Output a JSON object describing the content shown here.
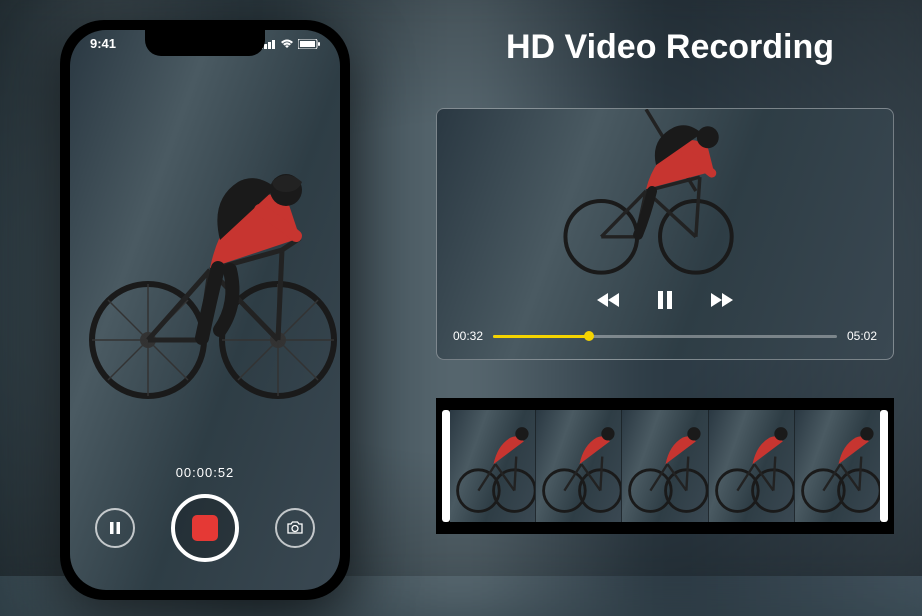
{
  "heading": "HD Video Recording",
  "phone": {
    "time": "9:41",
    "rec_timer": "00:00:52"
  },
  "player": {
    "current_time": "00:32",
    "total_time": "05:02"
  }
}
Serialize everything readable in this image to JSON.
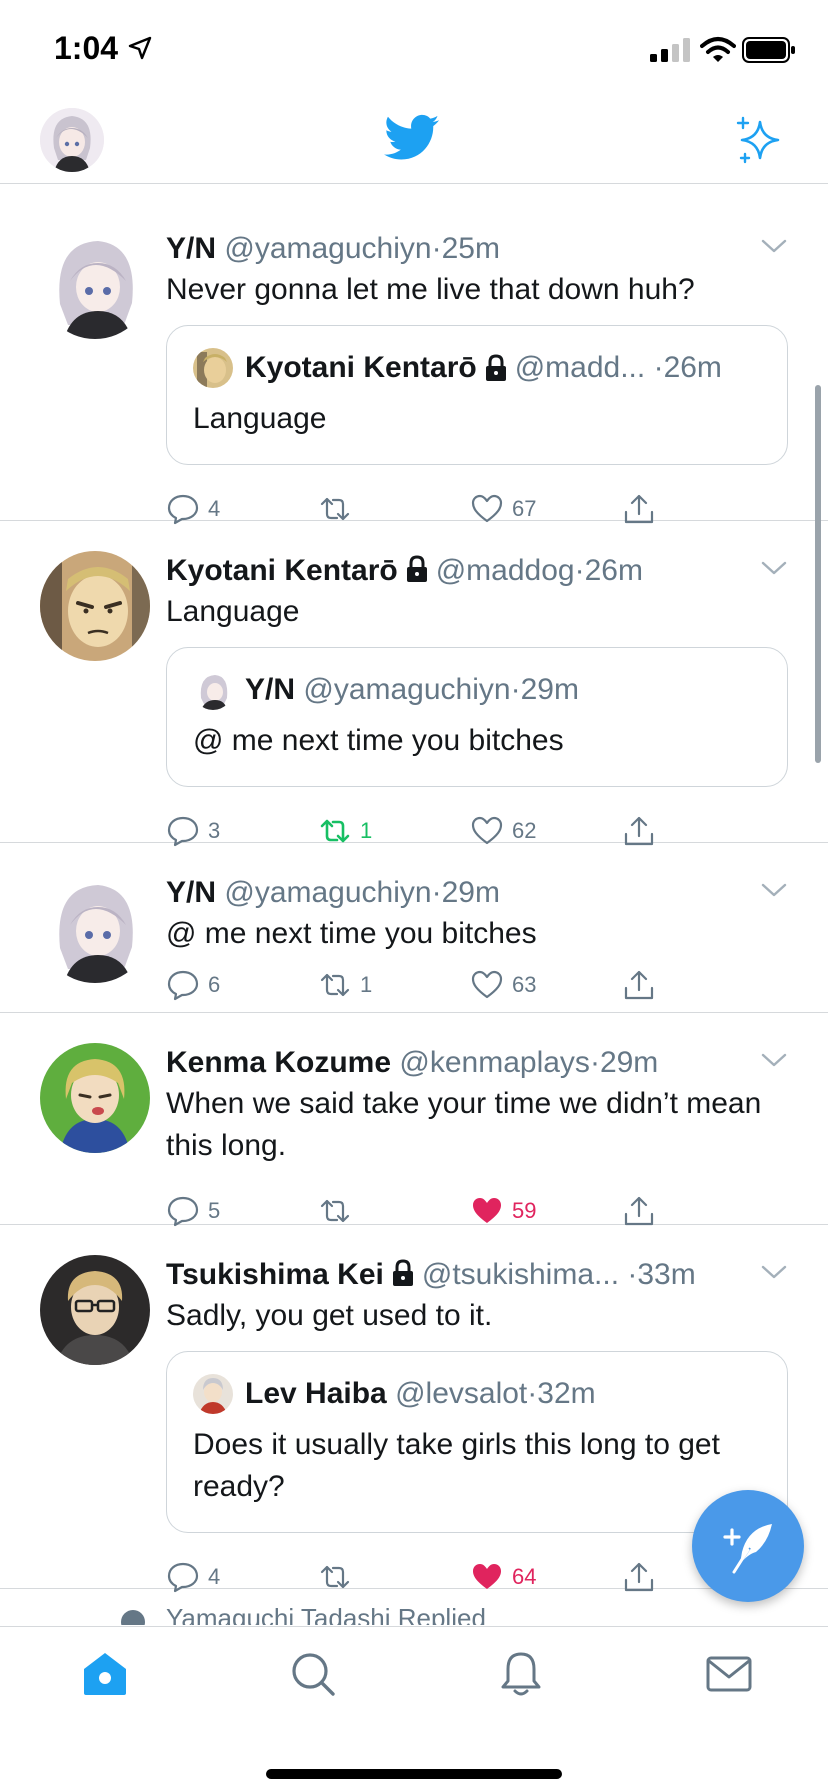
{
  "status_bar": {
    "time": "1:04"
  },
  "colors": {
    "accent": "#1da1f2",
    "retweet": "#17bf63",
    "like": "#e0245e",
    "muted": "#657786"
  },
  "tweets": [
    {
      "name": "Y/N",
      "handle": "@yamaguchiyn",
      "time": "25m",
      "locked": false,
      "text": "Never gonna let me live that down huh?",
      "quote": {
        "name": "Kyotani Kentarō",
        "handle": "@madd...",
        "time": "26m",
        "locked": true,
        "text": "Language"
      },
      "replies": "4",
      "retweets": "",
      "likes": "67",
      "liked": false,
      "retweeted": false
    },
    {
      "name": "Kyotani Kentarō",
      "handle": "@maddog",
      "time": "26m",
      "locked": true,
      "text": "Language",
      "quote": {
        "name": "Y/N",
        "handle": "@yamaguchiyn",
        "time": "29m",
        "locked": false,
        "text": "@ me next time you bitches"
      },
      "replies": "3",
      "retweets": "1",
      "likes": "62",
      "liked": false,
      "retweeted": true
    },
    {
      "name": "Y/N",
      "handle": "@yamaguchiyn",
      "time": "29m",
      "locked": false,
      "text": "@ me next time you bitches",
      "replies": "6",
      "retweets": "1",
      "likes": "63",
      "liked": false,
      "retweeted": false
    },
    {
      "name": "Kenma Kozume",
      "handle": "@kenmaplays",
      "time": "29m",
      "locked": false,
      "text": "When we said take your time we didn’t mean this long.",
      "replies": "5",
      "retweets": "",
      "likes": "59",
      "liked": true,
      "retweeted": false
    },
    {
      "name": "Tsukishima Kei",
      "handle": "@tsukishima...",
      "time": "33m",
      "locked": true,
      "text": "Sadly, you get used to it.",
      "quote": {
        "name": "Lev Haiba",
        "handle": "@levsalot",
        "time": "32m",
        "locked": false,
        "text": "Does it usually take girls this long to get ready?"
      },
      "replies": "4",
      "retweets": "",
      "likes": "64",
      "liked": true,
      "retweeted": false
    }
  ],
  "reply_hint": "Yamaguchi Tadashi Replied"
}
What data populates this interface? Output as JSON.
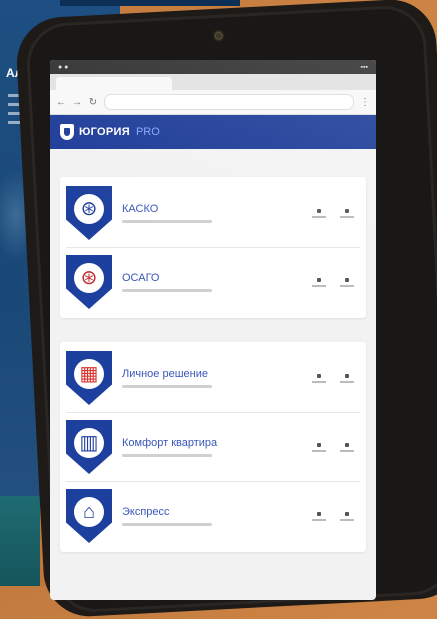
{
  "brand": {
    "name": "ЮГОРИЯ",
    "suffix": "PRO"
  },
  "products": [
    {
      "name": "КАСКО",
      "icon": "steering-wheel-icon",
      "color": "#1d3f9e",
      "glyph_color": "#1d3f9e"
    },
    {
      "name": "ОСАГО",
      "icon": "steering-wheel-icon",
      "color": "#1d3f9e",
      "glyph_color": "#c0262c"
    },
    {
      "name": "Личное решение",
      "icon": "building-icon",
      "color": "#1d3f9e",
      "glyph_color": "#d8342f"
    },
    {
      "name": "Комфорт квартира",
      "icon": "apartment-icon",
      "color": "#1d3f9e",
      "glyph_color": "#1d3f9e"
    },
    {
      "name": "Экспресс",
      "icon": "house-icon",
      "color": "#1d3f9e",
      "glyph_color": "#1d3f9e"
    }
  ],
  "colors": {
    "header": "#1b3a97",
    "accent": "#3a57b8",
    "background": "#c27a3f"
  }
}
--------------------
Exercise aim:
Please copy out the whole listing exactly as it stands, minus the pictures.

Answer space:
Output a JSON object describing the content shown here.
{
  "heading": "HD Video Recording",
  "phone": {
    "time": "9:41",
    "rec_timer": "00:00:52"
  },
  "player": {
    "current_time": "00:32",
    "total_time": "05:02"
  }
}
Serialize everything readable in this image to JSON.
{
  "status_bar": {
    "time": "1:04"
  },
  "colors": {
    "accent": "#1da1f2",
    "retweet": "#17bf63",
    "like": "#e0245e",
    "muted": "#657786"
  },
  "tweets": [
    {
      "name": "Y/N",
      "handle": "@yamaguchiyn",
      "time": "25m",
      "locked": false,
      "text": "Never gonna let me live that down huh?",
      "quote": {
        "name": "Kyotani Kentarō",
        "handle": "@madd...",
        "time": "26m",
        "locked": true,
        "text": "Language"
      },
      "replies": "4",
      "retweets": "",
      "likes": "67",
      "liked": false,
      "retweeted": false
    },
    {
      "name": "Kyotani Kentarō",
      "handle": "@maddog",
      "time": "26m",
      "locked": true,
      "text": "Language",
      "quote": {
        "name": "Y/N",
        "handle": "@yamaguchiyn",
        "time": "29m",
        "locked": false,
        "text": "@ me next time you bitches"
      },
      "replies": "3",
      "retweets": "1",
      "likes": "62",
      "liked": false,
      "retweeted": true
    },
    {
      "name": "Y/N",
      "handle": "@yamaguchiyn",
      "time": "29m",
      "locked": false,
      "text": "@ me next time you bitches",
      "replies": "6",
      "retweets": "1",
      "likes": "63",
      "liked": false,
      "retweeted": false
    },
    {
      "name": "Kenma Kozume",
      "handle": "@kenmaplays",
      "time": "29m",
      "locked": false,
      "text": "When we said take your time we didn’t mean this long.",
      "replies": "5",
      "retweets": "",
      "likes": "59",
      "liked": true,
      "retweeted": false
    },
    {
      "name": "Tsukishima Kei",
      "handle": "@tsukishima...",
      "time": "33m",
      "locked": true,
      "text": "Sadly, you get used to it.",
      "quote": {
        "name": "Lev Haiba",
        "handle": "@levsalot",
        "time": "32m",
        "locked": false,
        "text": "Does it usually take girls this long to get ready?"
      },
      "replies": "4",
      "retweets": "",
      "likes": "64",
      "liked": true,
      "retweeted": false
    }
  ],
  "reply_hint": "Yamaguchi Tadashi Replied"
}
What data populates this interface? Output as JSON.
{
  "brand": {
    "name": "ЮГОРИЯ",
    "suffix": "PRO"
  },
  "products": [
    {
      "name": "КАСКО",
      "icon": "steering-wheel-icon",
      "color": "#1d3f9e",
      "glyph_color": "#1d3f9e"
    },
    {
      "name": "ОСАГО",
      "icon": "steering-wheel-icon",
      "color": "#1d3f9e",
      "glyph_color": "#c0262c"
    },
    {
      "name": "Личное решение",
      "icon": "building-icon",
      "color": "#1d3f9e",
      "glyph_color": "#d8342f"
    },
    {
      "name": "Комфорт квартира",
      "icon": "apartment-icon",
      "color": "#1d3f9e",
      "glyph_color": "#1d3f9e"
    },
    {
      "name": "Экспресс",
      "icon": "house-icon",
      "color": "#1d3f9e",
      "glyph_color": "#1d3f9e"
    }
  ],
  "colors": {
    "header": "#1b3a97",
    "accent": "#3a57b8",
    "background": "#c27a3f"
  }
}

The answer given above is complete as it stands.